'''

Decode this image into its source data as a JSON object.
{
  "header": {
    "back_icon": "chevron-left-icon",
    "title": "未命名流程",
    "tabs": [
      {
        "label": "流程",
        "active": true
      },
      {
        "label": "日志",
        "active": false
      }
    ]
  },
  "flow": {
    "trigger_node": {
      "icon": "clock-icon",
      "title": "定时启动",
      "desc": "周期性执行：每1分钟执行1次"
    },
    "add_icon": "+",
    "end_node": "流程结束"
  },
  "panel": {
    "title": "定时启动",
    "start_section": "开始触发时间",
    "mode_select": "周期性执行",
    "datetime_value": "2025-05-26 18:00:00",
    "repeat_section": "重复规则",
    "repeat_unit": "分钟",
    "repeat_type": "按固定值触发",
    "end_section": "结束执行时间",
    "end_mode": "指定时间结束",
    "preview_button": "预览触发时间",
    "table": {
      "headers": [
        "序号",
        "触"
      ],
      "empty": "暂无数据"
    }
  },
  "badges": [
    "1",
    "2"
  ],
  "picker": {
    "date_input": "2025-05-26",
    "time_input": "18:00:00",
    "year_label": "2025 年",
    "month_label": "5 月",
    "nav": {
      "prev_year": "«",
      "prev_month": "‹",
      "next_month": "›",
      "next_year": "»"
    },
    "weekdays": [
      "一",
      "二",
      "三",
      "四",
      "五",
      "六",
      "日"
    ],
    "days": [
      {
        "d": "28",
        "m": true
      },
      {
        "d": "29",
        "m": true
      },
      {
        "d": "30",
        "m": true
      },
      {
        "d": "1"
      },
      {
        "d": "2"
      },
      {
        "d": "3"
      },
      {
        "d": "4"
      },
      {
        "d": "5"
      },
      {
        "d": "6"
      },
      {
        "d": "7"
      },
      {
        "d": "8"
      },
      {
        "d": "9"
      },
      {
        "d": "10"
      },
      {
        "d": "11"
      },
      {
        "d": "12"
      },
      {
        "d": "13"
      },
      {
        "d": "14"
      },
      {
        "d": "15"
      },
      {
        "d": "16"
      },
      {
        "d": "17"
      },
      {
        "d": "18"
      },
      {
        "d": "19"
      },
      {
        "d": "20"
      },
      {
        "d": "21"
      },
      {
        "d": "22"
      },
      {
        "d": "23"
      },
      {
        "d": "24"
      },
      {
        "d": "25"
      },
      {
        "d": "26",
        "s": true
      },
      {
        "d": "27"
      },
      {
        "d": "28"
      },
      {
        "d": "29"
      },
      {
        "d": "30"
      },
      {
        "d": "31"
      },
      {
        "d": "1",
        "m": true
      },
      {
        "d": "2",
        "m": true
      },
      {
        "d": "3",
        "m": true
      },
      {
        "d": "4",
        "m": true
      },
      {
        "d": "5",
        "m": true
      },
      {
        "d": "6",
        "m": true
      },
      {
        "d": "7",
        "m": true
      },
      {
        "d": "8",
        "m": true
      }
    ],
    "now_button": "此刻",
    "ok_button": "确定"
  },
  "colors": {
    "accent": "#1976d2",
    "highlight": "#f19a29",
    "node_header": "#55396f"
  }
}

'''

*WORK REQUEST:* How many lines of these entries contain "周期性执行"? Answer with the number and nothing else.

*OUTPUT BELOW:* 2